WPP had a very good year in 2011, with profits up 43%. And so did the company’s CEO, Sir Martin Sorrell. His pay package soared as well -- up 60% to about $11 million, according to recently filed company documents. In addition, Sorrell received a roughly $950,000 contribution to his company pension.
By comparison, counterparts at Omnicom and Interpublic Group, John Wren and Michael Roth earned about $15 million and $13 million, respectively, in 2011. And Publicis Groupe CEO Maurice Levy raked in about $4.8 million in total compensation last year. That was in addition to $21.6 million that the Publicis chief received this year under a deferred compensation plan that was tied to performance goals and length of service over the last nine years.
Sorrell’s base salary was about $2 million, with the remainder coming in the form of various bonuses, stock awards and other benefits. Those awards were tied to a number of benchmarks including profit and profit margin goals, financial performance compared to key competitors and a handful of “business achievements” such as “creative reputation recognition,” succession planning, capital effectiveness and acquisition success.
For the first time, the WPP documents stated, Nielsen was added as a key competitor for compensation benchmarking purposes given the “greater significance” of the consumer insights business (via research subsidiary Kantar).
Paul Richardson, the company’s group finance director, also received a nice pay hike -- about 21%, for total remuneration of $4.3 million, while Mark Read, director of strategy and CEO of WPP Digital, received a 47% pay hike to about $2 million.
The bonuses and incentive awards received by the three executives were just a fraction of the roughly $550 million that was paid to managers throughout the company in 2011.

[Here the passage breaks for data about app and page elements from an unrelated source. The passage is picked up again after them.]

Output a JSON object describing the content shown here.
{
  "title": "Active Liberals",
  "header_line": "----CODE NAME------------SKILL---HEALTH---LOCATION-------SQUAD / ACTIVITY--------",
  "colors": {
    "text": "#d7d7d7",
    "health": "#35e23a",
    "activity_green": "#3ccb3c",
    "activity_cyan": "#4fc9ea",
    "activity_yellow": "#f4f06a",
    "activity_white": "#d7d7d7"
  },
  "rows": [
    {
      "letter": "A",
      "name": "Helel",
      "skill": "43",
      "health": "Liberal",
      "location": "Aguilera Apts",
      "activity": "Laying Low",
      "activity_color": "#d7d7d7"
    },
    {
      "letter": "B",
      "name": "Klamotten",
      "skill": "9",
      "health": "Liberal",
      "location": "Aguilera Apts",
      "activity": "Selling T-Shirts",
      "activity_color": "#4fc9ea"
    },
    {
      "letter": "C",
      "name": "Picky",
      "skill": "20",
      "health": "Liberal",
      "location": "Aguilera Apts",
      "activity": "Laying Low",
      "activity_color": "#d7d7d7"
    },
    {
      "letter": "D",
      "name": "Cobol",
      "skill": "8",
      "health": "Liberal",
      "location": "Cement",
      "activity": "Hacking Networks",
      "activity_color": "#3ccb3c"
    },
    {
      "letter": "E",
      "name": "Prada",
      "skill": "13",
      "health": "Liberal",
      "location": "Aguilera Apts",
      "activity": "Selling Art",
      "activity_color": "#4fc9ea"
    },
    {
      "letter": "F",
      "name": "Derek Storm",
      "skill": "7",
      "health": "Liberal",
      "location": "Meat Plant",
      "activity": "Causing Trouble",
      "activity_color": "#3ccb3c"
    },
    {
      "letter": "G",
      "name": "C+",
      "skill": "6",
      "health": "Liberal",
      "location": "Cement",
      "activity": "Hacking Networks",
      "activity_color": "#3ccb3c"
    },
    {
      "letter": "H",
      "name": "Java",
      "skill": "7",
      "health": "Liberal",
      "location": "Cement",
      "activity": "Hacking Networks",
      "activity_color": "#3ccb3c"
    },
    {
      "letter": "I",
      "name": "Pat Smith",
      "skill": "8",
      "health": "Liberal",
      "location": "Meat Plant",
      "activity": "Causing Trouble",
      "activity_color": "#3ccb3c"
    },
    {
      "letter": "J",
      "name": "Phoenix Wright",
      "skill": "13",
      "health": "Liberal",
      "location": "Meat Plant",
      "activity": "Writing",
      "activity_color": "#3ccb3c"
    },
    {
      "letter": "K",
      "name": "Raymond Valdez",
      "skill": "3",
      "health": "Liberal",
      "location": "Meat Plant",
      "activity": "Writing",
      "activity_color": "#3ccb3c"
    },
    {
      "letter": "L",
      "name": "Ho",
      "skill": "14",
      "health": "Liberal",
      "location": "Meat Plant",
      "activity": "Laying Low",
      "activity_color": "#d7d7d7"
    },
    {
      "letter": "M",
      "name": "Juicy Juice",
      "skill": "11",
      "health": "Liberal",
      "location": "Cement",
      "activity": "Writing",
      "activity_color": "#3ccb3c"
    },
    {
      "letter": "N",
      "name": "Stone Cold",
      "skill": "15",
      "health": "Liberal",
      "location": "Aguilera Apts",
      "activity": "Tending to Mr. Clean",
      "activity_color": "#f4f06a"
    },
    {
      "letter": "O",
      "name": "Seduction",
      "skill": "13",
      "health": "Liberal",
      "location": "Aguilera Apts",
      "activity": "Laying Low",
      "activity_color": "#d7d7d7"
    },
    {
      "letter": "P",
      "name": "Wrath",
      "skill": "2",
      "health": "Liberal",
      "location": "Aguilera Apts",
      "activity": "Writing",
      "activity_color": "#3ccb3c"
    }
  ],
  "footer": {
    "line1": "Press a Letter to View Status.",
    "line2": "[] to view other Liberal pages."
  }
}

Last year, many shareholders expressed their dismay with the compensation structure for WPP’s top-tier executives, with more than 40% voting to reject the executive remuneration plan for last year. This year, the company stated, remuneration levels for salaries and various incentive bonus opportunities for the company’s executive directors will remain largely “unchanged.”